Like the boys I once saw in Homs
flinging themselves from the topmost
turn of a Roman waterwheel—
their arms and legs wildly akimbo,
caterwauling, graceless,
yet full of a coltish grace—
my son casts his eyes to the ceiling,
speculates about the plants, wolfs
his food, restless, ready to reach
the top of this one wheel's turning,
his first outward launching
making him nervous, skittery,
unwilling to answer even the most
direct question.  How the waterwheel
must have creaked and groaned then,
beneath those Syrian boys.
It was amazing, a monument
turned plaything.  Over and over
they climbed and sailed out, shrieking
through the bright air, catching the turns
just so, spilling with the water
but disdaining for the moment

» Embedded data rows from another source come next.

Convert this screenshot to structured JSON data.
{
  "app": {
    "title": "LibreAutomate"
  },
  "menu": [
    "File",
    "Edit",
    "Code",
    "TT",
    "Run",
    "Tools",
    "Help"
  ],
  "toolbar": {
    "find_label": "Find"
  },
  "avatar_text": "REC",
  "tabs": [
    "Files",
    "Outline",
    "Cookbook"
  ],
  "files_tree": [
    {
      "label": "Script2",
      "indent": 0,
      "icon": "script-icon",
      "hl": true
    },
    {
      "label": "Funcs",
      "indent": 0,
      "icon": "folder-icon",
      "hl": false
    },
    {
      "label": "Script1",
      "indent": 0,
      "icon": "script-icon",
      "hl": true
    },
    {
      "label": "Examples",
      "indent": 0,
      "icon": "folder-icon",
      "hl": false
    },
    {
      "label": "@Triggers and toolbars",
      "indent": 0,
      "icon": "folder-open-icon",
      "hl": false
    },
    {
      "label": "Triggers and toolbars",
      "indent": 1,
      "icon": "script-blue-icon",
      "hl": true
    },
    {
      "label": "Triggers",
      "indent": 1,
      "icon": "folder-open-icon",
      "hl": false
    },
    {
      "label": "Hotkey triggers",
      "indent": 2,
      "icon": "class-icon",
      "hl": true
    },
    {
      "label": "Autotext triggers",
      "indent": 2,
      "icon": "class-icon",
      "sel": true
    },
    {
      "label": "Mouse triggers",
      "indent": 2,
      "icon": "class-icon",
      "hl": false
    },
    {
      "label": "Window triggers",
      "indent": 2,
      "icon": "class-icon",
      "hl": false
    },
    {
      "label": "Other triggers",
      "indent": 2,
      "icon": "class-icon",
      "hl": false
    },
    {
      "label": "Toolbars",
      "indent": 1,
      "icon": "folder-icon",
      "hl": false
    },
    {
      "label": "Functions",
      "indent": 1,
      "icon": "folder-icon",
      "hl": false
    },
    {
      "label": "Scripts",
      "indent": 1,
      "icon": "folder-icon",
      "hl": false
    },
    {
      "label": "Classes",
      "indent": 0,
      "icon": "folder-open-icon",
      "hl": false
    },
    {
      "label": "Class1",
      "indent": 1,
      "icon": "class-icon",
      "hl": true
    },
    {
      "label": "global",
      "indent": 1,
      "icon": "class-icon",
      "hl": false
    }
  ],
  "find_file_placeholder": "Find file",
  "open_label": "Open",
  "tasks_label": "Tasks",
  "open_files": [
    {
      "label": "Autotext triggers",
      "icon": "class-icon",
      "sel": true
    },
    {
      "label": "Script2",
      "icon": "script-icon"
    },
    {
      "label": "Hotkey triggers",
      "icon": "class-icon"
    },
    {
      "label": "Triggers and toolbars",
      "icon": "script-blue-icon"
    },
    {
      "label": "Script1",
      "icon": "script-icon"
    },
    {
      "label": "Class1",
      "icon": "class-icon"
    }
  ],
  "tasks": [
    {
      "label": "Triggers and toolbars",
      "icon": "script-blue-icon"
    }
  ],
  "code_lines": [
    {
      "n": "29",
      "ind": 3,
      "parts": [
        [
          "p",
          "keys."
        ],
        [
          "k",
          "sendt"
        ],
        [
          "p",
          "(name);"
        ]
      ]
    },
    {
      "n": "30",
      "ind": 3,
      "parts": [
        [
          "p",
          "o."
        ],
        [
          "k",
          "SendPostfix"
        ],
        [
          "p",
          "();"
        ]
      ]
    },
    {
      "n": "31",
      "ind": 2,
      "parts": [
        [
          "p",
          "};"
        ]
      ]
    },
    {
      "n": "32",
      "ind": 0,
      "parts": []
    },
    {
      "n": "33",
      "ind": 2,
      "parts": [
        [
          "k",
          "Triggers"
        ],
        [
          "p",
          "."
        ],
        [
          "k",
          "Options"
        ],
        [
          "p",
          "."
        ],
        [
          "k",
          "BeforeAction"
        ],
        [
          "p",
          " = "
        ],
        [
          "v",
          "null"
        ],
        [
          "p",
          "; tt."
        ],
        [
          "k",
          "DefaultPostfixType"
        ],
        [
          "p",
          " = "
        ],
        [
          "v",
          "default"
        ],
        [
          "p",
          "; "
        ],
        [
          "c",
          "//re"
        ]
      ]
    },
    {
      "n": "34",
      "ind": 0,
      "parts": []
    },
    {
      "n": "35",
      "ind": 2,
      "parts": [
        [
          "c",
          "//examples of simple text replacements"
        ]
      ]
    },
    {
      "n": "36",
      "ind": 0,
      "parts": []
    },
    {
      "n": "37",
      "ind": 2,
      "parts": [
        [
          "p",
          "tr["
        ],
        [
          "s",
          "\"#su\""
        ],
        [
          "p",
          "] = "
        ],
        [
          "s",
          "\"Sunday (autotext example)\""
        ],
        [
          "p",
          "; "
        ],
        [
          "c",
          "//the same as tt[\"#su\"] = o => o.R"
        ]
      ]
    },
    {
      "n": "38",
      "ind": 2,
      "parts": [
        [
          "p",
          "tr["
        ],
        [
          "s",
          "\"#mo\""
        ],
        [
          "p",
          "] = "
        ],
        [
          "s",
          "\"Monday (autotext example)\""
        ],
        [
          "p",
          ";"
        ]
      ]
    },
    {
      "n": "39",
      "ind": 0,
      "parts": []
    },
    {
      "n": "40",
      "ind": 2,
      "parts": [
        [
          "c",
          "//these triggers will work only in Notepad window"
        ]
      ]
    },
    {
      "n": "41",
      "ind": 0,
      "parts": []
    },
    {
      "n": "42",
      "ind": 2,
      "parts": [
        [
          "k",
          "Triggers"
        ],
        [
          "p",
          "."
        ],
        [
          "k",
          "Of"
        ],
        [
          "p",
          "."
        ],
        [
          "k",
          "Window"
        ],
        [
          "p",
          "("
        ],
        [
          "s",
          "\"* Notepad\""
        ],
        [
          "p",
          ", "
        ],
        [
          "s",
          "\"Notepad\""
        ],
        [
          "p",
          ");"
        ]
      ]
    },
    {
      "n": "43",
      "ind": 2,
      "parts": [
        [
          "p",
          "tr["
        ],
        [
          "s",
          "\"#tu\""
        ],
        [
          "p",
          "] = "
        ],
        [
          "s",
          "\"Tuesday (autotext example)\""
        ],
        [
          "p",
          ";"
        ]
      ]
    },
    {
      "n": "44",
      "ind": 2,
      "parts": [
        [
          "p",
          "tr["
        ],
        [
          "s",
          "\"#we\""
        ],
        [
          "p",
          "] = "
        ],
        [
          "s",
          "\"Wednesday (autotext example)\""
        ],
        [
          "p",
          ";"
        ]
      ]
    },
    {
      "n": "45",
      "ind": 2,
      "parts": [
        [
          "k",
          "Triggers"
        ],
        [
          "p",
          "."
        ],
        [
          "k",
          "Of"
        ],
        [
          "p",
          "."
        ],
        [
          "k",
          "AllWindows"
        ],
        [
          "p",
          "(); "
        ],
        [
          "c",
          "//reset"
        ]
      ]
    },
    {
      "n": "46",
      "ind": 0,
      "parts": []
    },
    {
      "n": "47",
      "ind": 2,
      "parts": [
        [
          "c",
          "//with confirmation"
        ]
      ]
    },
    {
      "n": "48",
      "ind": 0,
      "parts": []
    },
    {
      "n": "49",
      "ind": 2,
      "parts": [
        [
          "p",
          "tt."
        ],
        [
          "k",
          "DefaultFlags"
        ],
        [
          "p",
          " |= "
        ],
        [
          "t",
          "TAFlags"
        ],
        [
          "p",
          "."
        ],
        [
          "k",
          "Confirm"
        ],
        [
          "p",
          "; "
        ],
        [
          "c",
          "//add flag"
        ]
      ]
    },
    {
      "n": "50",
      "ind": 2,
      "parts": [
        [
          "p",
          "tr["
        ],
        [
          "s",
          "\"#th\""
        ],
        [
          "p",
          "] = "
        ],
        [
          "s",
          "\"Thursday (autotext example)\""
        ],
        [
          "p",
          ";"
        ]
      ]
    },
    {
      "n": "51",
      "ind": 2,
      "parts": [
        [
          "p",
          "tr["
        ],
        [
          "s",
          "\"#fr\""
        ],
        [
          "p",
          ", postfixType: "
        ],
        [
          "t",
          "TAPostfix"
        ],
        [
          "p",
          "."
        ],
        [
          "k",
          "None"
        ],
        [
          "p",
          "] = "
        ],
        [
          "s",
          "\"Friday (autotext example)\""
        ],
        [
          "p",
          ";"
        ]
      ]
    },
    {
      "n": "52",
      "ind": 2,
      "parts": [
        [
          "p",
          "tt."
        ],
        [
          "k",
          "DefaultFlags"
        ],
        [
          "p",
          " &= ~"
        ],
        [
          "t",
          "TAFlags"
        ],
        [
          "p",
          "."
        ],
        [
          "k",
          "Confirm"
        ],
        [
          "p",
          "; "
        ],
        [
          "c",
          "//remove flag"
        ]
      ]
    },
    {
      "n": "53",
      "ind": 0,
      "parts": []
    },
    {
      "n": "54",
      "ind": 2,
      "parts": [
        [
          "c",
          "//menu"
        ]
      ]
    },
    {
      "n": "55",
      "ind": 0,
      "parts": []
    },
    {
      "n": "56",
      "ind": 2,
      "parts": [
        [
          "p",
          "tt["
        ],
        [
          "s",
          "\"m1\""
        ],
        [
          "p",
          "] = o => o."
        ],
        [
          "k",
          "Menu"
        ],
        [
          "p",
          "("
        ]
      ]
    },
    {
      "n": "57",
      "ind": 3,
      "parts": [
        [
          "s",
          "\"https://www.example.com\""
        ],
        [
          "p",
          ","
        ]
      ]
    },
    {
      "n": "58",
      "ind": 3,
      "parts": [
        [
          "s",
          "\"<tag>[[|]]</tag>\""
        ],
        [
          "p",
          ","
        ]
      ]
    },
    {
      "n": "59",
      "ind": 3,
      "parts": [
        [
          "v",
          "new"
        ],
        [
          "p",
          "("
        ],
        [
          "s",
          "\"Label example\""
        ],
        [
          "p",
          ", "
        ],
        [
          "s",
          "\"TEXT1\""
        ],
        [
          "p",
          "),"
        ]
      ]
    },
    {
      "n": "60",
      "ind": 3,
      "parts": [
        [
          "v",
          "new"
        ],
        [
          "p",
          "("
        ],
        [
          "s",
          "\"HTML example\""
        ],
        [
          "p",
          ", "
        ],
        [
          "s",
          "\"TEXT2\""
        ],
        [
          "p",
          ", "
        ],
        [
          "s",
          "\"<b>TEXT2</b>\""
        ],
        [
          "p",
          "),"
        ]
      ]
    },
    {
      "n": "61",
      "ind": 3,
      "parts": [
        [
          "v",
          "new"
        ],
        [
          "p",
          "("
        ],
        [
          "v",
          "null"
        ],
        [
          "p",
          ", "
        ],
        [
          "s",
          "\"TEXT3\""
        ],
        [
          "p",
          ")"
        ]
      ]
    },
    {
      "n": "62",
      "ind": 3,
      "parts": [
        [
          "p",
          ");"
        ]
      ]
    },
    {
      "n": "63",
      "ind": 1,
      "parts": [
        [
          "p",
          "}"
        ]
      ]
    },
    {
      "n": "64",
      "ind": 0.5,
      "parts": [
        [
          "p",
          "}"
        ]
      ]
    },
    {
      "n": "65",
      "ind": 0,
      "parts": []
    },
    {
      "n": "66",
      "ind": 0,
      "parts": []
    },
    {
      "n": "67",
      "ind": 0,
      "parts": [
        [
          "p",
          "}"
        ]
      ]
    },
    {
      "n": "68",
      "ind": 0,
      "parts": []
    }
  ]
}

its gravity.  Circumscribed
by today, and less a parent
than a tourist in a dusty land,
I’m amazed to think of those boys
as I watch him finding his foothold
nearing the apogee, asking nothing,
poised above the pool, casting about
for the finest way down.

first published in America , as winner of the 1990 Foley Poetry Prize.